TASK TO CARRY OUT - Where an image appears, leave it out; otherwise repeat the data exactly.
Start of MATERIALS PROVIDED
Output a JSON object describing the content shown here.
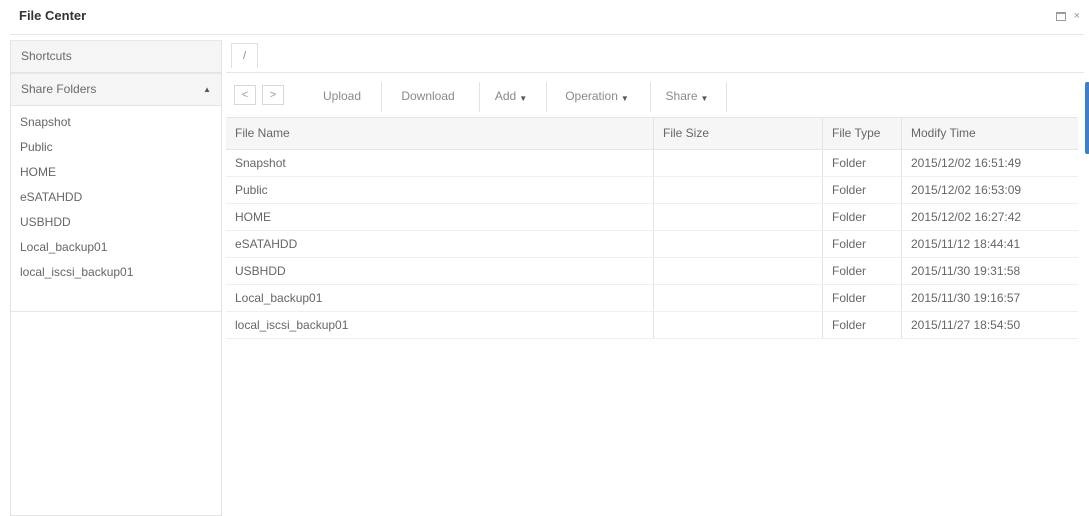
{
  "window": {
    "title": "File Center",
    "restore_icon": "maximize-icon",
    "close_glyph": "×"
  },
  "sidebar": {
    "shortcuts_label": "Shortcuts",
    "share_folders_label": "Share Folders",
    "share_folders_arrow": "▲",
    "items": [
      {
        "label": "Snapshot"
      },
      {
        "label": "Public"
      },
      {
        "label": "HOME"
      },
      {
        "label": "eSATAHDD"
      },
      {
        "label": "USBHDD"
      },
      {
        "label": "Local_backup01"
      },
      {
        "label": "local_iscsi_backup01"
      }
    ]
  },
  "path": {
    "root": "/"
  },
  "toolbar": {
    "back": "<",
    "forward": ">",
    "upload": "Upload",
    "download": "Download",
    "add": "Add",
    "operation": "Operation",
    "share": "Share",
    "caret": "▼"
  },
  "table": {
    "headers": {
      "name": "File Name",
      "size": "File Size",
      "type": "File Type",
      "modified": "Modify Time"
    },
    "rows": [
      {
        "name": "Snapshot",
        "size": "",
        "type": "Folder",
        "modified": "2015/12/02 16:51:49"
      },
      {
        "name": "Public",
        "size": "",
        "type": "Folder",
        "modified": "2015/12/02 16:53:09"
      },
      {
        "name": "HOME",
        "size": "",
        "type": "Folder",
        "modified": "2015/12/02 16:27:42"
      },
      {
        "name": "eSATAHDD",
        "size": "",
        "type": "Folder",
        "modified": "2015/11/12 18:44:41"
      },
      {
        "name": "USBHDD",
        "size": "",
        "type": "Folder",
        "modified": "2015/11/30 19:31:58"
      },
      {
        "name": "Local_backup01",
        "size": "",
        "type": "Folder",
        "modified": "2015/11/30 19:16:57"
      },
      {
        "name": "local_iscsi_backup01",
        "size": "",
        "type": "Folder",
        "modified": "2015/11/27 18:54:50"
      }
    ]
  },
  "colors": {
    "accent": "#3d7fcb",
    "header_bg": "#f6f6f6",
    "border": "#e3e3e3"
  }
}
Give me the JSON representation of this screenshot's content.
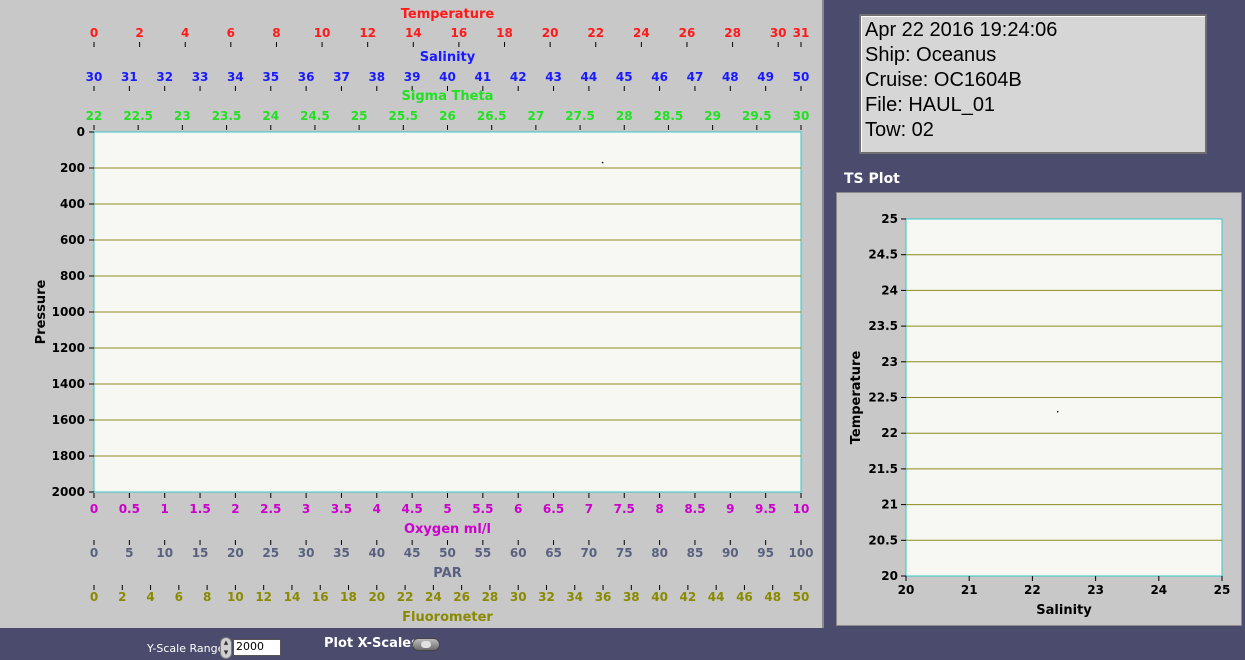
{
  "info": {
    "lines": [
      "Apr 22 2016 19:24:06",
      "Ship: Oceanus",
      "Cruise: OC1604B",
      "File: HAUL_01",
      "Tow: 02"
    ]
  },
  "ts_plot": {
    "title": "TS Plot"
  },
  "controls": {
    "yscale_label": "Y-Scale Range",
    "yscale_value": "2000",
    "plot_xscales_label": "Plot X-Scales"
  },
  "colors": {
    "temperature": "#ff1a1a",
    "salinity": "#1a1aff",
    "sigma": "#22e022",
    "oxygen": "#cc00cc",
    "par": "#5a6080",
    "fluorometer": "#8a8a00",
    "grid": "#8c8c1e",
    "plot_bg": "#f7f7f4"
  },
  "chart_data": [
    {
      "type": "line",
      "name": "profile-plot",
      "ylabel": "Pressure",
      "ylim": [
        0,
        2000
      ],
      "y_ticks": [
        0,
        200,
        400,
        600,
        800,
        1000,
        1200,
        1400,
        1600,
        1800,
        2000
      ],
      "top_axes": [
        {
          "label": "Temperature",
          "color": "#ff1a1a",
          "min": 0,
          "max": 31,
          "ticks": [
            0,
            2,
            4,
            6,
            8,
            10,
            12,
            14,
            16,
            18,
            20,
            22,
            24,
            26,
            28,
            30,
            31
          ]
        },
        {
          "label": "Salinity",
          "color": "#1a1aff",
          "min": 30,
          "max": 50,
          "ticks": [
            30,
            31,
            32,
            33,
            34,
            35,
            36,
            37,
            38,
            39,
            40,
            41,
            42,
            43,
            44,
            45,
            46,
            47,
            48,
            49,
            50
          ]
        },
        {
          "label": "Sigma Theta",
          "color": "#22e022",
          "min": 22,
          "max": 30,
          "ticks": [
            22,
            22.5,
            23,
            23.5,
            24,
            24.5,
            25,
            25.5,
            26,
            26.5,
            27,
            27.5,
            28,
            28.5,
            29,
            29.5,
            30
          ]
        }
      ],
      "bottom_axes": [
        {
          "label": "Oxygen ml/l",
          "color": "#cc00cc",
          "min": 0,
          "max": 10,
          "ticks": [
            0,
            0.5,
            1,
            1.5,
            2,
            2.5,
            3,
            3.5,
            4,
            4.5,
            5,
            5.5,
            6,
            6.5,
            7,
            7.5,
            8,
            8.5,
            9,
            9.5,
            10
          ]
        },
        {
          "label": "PAR",
          "color": "#5a6080",
          "min": 0,
          "max": 100,
          "ticks": [
            0,
            5,
            10,
            15,
            20,
            25,
            30,
            35,
            40,
            45,
            50,
            55,
            60,
            65,
            70,
            75,
            80,
            85,
            90,
            95,
            100
          ]
        },
        {
          "label": "Fluorometer",
          "color": "#8a8a00",
          "min": 0,
          "max": 50,
          "ticks": [
            0,
            2,
            4,
            6,
            8,
            10,
            12,
            14,
            16,
            18,
            20,
            22,
            24,
            26,
            28,
            30,
            32,
            34,
            36,
            38,
            40,
            42,
            44,
            46,
            48,
            50
          ]
        }
      ],
      "grid": true,
      "points": [
        {
          "x": 22.3,
          "x_axis": "Temperature",
          "y": 170
        }
      ]
    },
    {
      "type": "scatter",
      "name": "ts-plot",
      "title": "TS Plot",
      "xlabel": "Salinity",
      "ylabel": "Temperature",
      "xlim": [
        20,
        25
      ],
      "ylim": [
        20,
        25
      ],
      "x_ticks": [
        20,
        21,
        22,
        23,
        24,
        25
      ],
      "y_ticks": [
        20,
        20.5,
        21,
        21.5,
        22,
        22.5,
        23,
        23.5,
        24,
        24.5,
        25
      ],
      "grid": true,
      "points": [
        {
          "x": 22.4,
          "y": 22.3
        }
      ]
    }
  ]
}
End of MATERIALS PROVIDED
TASK OUTPUT -
Output a JSON object describing the content shown here.
{
  "window": {
    "title": "File Center",
    "restore_icon": "maximize-icon",
    "close_glyph": "×"
  },
  "sidebar": {
    "shortcuts_label": "Shortcuts",
    "share_folders_label": "Share Folders",
    "share_folders_arrow": "▲",
    "items": [
      {
        "label": "Snapshot"
      },
      {
        "label": "Public"
      },
      {
        "label": "HOME"
      },
      {
        "label": "eSATAHDD"
      },
      {
        "label": "USBHDD"
      },
      {
        "label": "Local_backup01"
      },
      {
        "label": "local_iscsi_backup01"
      }
    ]
  },
  "path": {
    "root": "/"
  },
  "toolbar": {
    "back": "<",
    "forward": ">",
    "upload": "Upload",
    "download": "Download",
    "add": "Add",
    "operation": "Operation",
    "share": "Share",
    "caret": "▼"
  },
  "table": {
    "headers": {
      "name": "File Name",
      "size": "File Size",
      "type": "File Type",
      "modified": "Modify Time"
    },
    "rows": [
      {
        "name": "Snapshot",
        "size": "",
        "type": "Folder",
        "modified": "2015/12/02 16:51:49"
      },
      {
        "name": "Public",
        "size": "",
        "type": "Folder",
        "modified": "2015/12/02 16:53:09"
      },
      {
        "name": "HOME",
        "size": "",
        "type": "Folder",
        "modified": "2015/12/02 16:27:42"
      },
      {
        "name": "eSATAHDD",
        "size": "",
        "type": "Folder",
        "modified": "2015/11/12 18:44:41"
      },
      {
        "name": "USBHDD",
        "size": "",
        "type": "Folder",
        "modified": "2015/11/30 19:31:58"
      },
      {
        "name": "Local_backup01",
        "size": "",
        "type": "Folder",
        "modified": "2015/11/30 19:16:57"
      },
      {
        "name": "local_iscsi_backup01",
        "size": "",
        "type": "Folder",
        "modified": "2015/11/27 18:54:50"
      }
    ]
  },
  "colors": {
    "accent": "#3d7fcb",
    "header_bg": "#f6f6f6",
    "border": "#e3e3e3"
  }
}
Give me the JSON representation of this screenshot's content.
{
  "info": {
    "lines": [
      "Apr 22 2016 19:24:06",
      "Ship: Oceanus",
      "Cruise: OC1604B",
      "File: HAUL_01",
      "Tow: 02"
    ]
  },
  "ts_plot": {
    "title": "TS Plot"
  },
  "controls": {
    "yscale_label": "Y-Scale Range",
    "yscale_value": "2000",
    "plot_xscales_label": "Plot X-Scales"
  },
  "colors": {
    "temperature": "#ff1a1a",
    "salinity": "#1a1aff",
    "sigma": "#22e022",
    "oxygen": "#cc00cc",
    "par": "#5a6080",
    "fluorometer": "#8a8a00",
    "grid": "#8c8c1e",
    "plot_bg": "#f7f7f4"
  },
  "chart_data": [
    {
      "type": "line",
      "name": "profile-plot",
      "ylabel": "Pressure",
      "ylim": [
        0,
        2000
      ],
      "y_ticks": [
        0,
        200,
        400,
        600,
        800,
        1000,
        1200,
        1400,
        1600,
        1800,
        2000
      ],
      "top_axes": [
        {
          "label": "Temperature",
          "color": "#ff1a1a",
          "min": 0,
          "max": 31,
          "ticks": [
            0,
            2,
            4,
            6,
            8,
            10,
            12,
            14,
            16,
            18,
            20,
            22,
            24,
            26,
            28,
            30,
            31
          ]
        },
        {
          "label": "Salinity",
          "color": "#1a1aff",
          "min": 30,
          "max": 50,
          "ticks": [
            30,
            31,
            32,
            33,
            34,
            35,
            36,
            37,
            38,
            39,
            40,
            41,
            42,
            43,
            44,
            45,
            46,
            47,
            48,
            49,
            50
          ]
        },
        {
          "label": "Sigma Theta",
          "color": "#22e022",
          "min": 22,
          "max": 30,
          "ticks": [
            22,
            22.5,
            23,
            23.5,
            24,
            24.5,
            25,
            25.5,
            26,
            26.5,
            27,
            27.5,
            28,
            28.5,
            29,
            29.5,
            30
          ]
        }
      ],
      "bottom_axes": [
        {
          "label": "Oxygen ml/l",
          "color": "#cc00cc",
          "min": 0,
          "max": 10,
          "ticks": [
            0,
            0.5,
            1,
            1.5,
            2,
            2.5,
            3,
            3.5,
            4,
            4.5,
            5,
            5.5,
            6,
            6.5,
            7,
            7.5,
            8,
            8.5,
            9,
            9.5,
            10
          ]
        },
        {
          "label": "PAR",
          "color": "#5a6080",
          "min": 0,
          "max": 100,
          "ticks": [
            0,
            5,
            10,
            15,
            20,
            25,
            30,
            35,
            40,
            45,
            50,
            55,
            60,
            65,
            70,
            75,
            80,
            85,
            90,
            95,
            100
          ]
        },
        {
          "label": "Fluorometer",
          "color": "#8a8a00",
          "min": 0,
          "max": 50,
          "ticks": [
            0,
            2,
            4,
            6,
            8,
            10,
            12,
            14,
            16,
            18,
            20,
            22,
            24,
            26,
            28,
            30,
            32,
            34,
            36,
            38,
            40,
            42,
            44,
            46,
            48,
            50
          ]
        }
      ],
      "grid": true,
      "points": [
        {
          "x": 22.3,
          "x_axis": "Temperature",
          "y": 170
        }
      ]
    },
    {
      "type": "scatter",
      "name": "ts-plot",
      "title": "TS Plot",
      "xlabel": "Salinity",
      "ylabel": "Temperature",
      "xlim": [
        20,
        25
      ],
      "ylim": [
        20,
        25
      ],
      "x_ticks": [
        20,
        21,
        22,
        23,
        24,
        25
      ],
      "y_ticks": [
        20,
        20.5,
        21,
        21.5,
        22,
        22.5,
        23,
        23.5,
        24,
        24.5,
        25
      ],
      "grid": true,
      "points": [
        {
          "x": 22.4,
          "y": 22.3
        }
      ]
    }
  ]
}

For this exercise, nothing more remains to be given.